The task – The records under this task must be duplicated exactly.

Items from an interface collection –
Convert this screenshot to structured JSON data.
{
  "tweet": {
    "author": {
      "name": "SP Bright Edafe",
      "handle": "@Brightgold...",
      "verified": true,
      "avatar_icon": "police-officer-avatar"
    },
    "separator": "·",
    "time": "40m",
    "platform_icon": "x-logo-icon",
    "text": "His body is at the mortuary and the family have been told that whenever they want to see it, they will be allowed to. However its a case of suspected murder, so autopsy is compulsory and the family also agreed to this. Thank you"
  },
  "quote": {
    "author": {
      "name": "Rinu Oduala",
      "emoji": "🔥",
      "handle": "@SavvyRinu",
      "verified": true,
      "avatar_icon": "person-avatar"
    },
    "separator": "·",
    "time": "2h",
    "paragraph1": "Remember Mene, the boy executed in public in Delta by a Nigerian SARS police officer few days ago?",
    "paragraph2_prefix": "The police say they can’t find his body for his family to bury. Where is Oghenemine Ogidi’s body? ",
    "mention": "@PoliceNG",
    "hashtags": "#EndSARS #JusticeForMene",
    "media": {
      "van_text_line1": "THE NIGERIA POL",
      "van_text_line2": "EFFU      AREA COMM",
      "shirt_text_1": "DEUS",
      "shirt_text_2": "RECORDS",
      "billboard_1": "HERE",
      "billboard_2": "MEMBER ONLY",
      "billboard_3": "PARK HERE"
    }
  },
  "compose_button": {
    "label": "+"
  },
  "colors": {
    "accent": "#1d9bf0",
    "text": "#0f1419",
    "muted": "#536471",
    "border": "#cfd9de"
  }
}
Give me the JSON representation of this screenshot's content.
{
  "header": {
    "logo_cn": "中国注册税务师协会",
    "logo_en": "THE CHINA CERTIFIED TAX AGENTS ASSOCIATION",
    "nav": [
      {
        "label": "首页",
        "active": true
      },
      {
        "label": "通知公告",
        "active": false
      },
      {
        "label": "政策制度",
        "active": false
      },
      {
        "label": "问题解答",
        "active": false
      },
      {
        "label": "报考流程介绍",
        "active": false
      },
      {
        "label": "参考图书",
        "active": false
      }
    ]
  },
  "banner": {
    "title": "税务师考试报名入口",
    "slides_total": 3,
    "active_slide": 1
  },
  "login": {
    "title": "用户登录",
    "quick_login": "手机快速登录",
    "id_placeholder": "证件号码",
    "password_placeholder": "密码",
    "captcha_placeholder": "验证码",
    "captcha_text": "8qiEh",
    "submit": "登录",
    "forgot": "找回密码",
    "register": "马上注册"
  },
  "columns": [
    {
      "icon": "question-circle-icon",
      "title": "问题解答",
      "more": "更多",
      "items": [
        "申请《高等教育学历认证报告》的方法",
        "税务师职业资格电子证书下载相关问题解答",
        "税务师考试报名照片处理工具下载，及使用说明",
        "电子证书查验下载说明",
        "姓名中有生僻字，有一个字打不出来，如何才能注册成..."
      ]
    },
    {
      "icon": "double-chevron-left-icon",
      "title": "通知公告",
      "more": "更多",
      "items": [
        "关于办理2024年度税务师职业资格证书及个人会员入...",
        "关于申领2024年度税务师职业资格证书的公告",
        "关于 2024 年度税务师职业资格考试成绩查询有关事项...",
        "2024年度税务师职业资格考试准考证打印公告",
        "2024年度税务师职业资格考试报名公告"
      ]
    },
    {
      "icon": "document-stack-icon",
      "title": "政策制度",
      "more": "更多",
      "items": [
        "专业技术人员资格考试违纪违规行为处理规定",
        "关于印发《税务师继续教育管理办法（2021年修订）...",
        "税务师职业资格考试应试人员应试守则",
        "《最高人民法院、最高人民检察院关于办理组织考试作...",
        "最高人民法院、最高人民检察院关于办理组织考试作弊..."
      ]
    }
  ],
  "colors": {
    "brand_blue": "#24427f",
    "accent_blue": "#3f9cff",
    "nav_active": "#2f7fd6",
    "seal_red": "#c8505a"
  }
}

Task solution –
Convert this screenshot to structured JSON data.
{
  "tweet": {
    "author": {
      "name": "SP Bright Edafe",
      "handle": "@Brightgold...",
      "verified": true,
      "avatar_icon": "police-officer-avatar"
    },
    "separator": "·",
    "time": "40m",
    "platform_icon": "x-logo-icon",
    "text": "His body is at the mortuary and the family have been told that whenever they want to see it, they will be allowed to. However its a case of suspected murder, so autopsy is compulsory and the family also agreed to this. Thank you"
  },
  "quote": {
    "author": {
      "name": "Rinu Oduala",
      "emoji": "🔥",
      "handle": "@SavvyRinu",
      "verified": true,
      "avatar_icon": "person-avatar"
    },
    "separator": "·",
    "time": "2h",
    "paragraph1": "Remember Mene, the boy executed in public in Delta by a Nigerian SARS police officer few days ago?",
    "paragraph2_prefix": "The police say they can’t find his body for his family to bury. Where is Oghenemine Ogidi’s body? ",
    "mention": "@PoliceNG",
    "hashtags": "#EndSARS #JusticeForMene",
    "media": {
      "van_text_line1": "THE NIGERIA POL",
      "van_text_line2": "EFFU      AREA COMM",
      "shirt_text_1": "DEUS",
      "shirt_text_2": "RECORDS",
      "billboard_1": "HERE",
      "billboard_2": "MEMBER ONLY",
      "billboard_3": "PARK HERE"
    }
  },
  "compose_button": {
    "label": "+"
  },
  "colors": {
    "accent": "#1d9bf0",
    "text": "#0f1419",
    "muted": "#536471",
    "border": "#cfd9de"
  }
}
Give me the JSON representation of this screenshot's content.
{
  "header": {
    "logo_cn": "中国注册税务师协会",
    "logo_en": "THE CHINA CERTIFIED TAX AGENTS ASSOCIATION",
    "nav": [
      {
        "label": "首页",
        "active": true
      },
      {
        "label": "通知公告",
        "active": false
      },
      {
        "label": "政策制度",
        "active": false
      },
      {
        "label": "问题解答",
        "active": false
      },
      {
        "label": "报考流程介绍",
        "active": false
      },
      {
        "label": "参考图书",
        "active": false
      }
    ]
  },
  "banner": {
    "title": "税务师考试报名入口",
    "slides_total": 3,
    "active_slide": 1
  },
  "login": {
    "title": "用户登录",
    "quick_login": "手机快速登录",
    "id_placeholder": "证件号码",
    "password_placeholder": "密码",
    "captcha_placeholder": "验证码",
    "captcha_text": "8qiEh",
    "submit": "登录",
    "forgot": "找回密码",
    "register": "马上注册"
  },
  "columns": [
    {
      "icon": "question-circle-icon",
      "title": "问题解答",
      "more": "更多",
      "items": [
        "申请《高等教育学历认证报告》的方法",
        "税务师职业资格电子证书下载相关问题解答",
        "税务师考试报名照片处理工具下载，及使用说明",
        "电子证书查验下载说明",
        "姓名中有生僻字，有一个字打不出来，如何才能注册成..."
      ]
    },
    {
      "icon": "double-chevron-left-icon",
      "title": "通知公告",
      "more": "更多",
      "items": [
        "关于办理2024年度税务师职业资格证书及个人会员入...",
        "关于申领2024年度税务师职业资格证书的公告",
        "关于 2024 年度税务师职业资格考试成绩查询有关事项...",
        "2024年度税务师职业资格考试准考证打印公告",
        "2024年度税务师职业资格考试报名公告"
      ]
    },
    {
      "icon": "document-stack-icon",
      "title": "政策制度",
      "more": "更多",
      "items": [
        "专业技术人员资格考试违纪违规行为处理规定",
        "关于印发《税务师继续教育管理办法（2021年修订）...",
        "税务师职业资格考试应试人员应试守则",
        "《最高人民法院、最高人民检察院关于办理组织考试作...",
        "最高人民法院、最高人民检察院关于办理组织考试作弊..."
      ]
    }
  ],
  "colors": {
    "brand_blue": "#24427f",
    "accent_blue": "#3f9cff",
    "nav_active": "#2f7fd6",
    "seal_red": "#c8505a"
  }
}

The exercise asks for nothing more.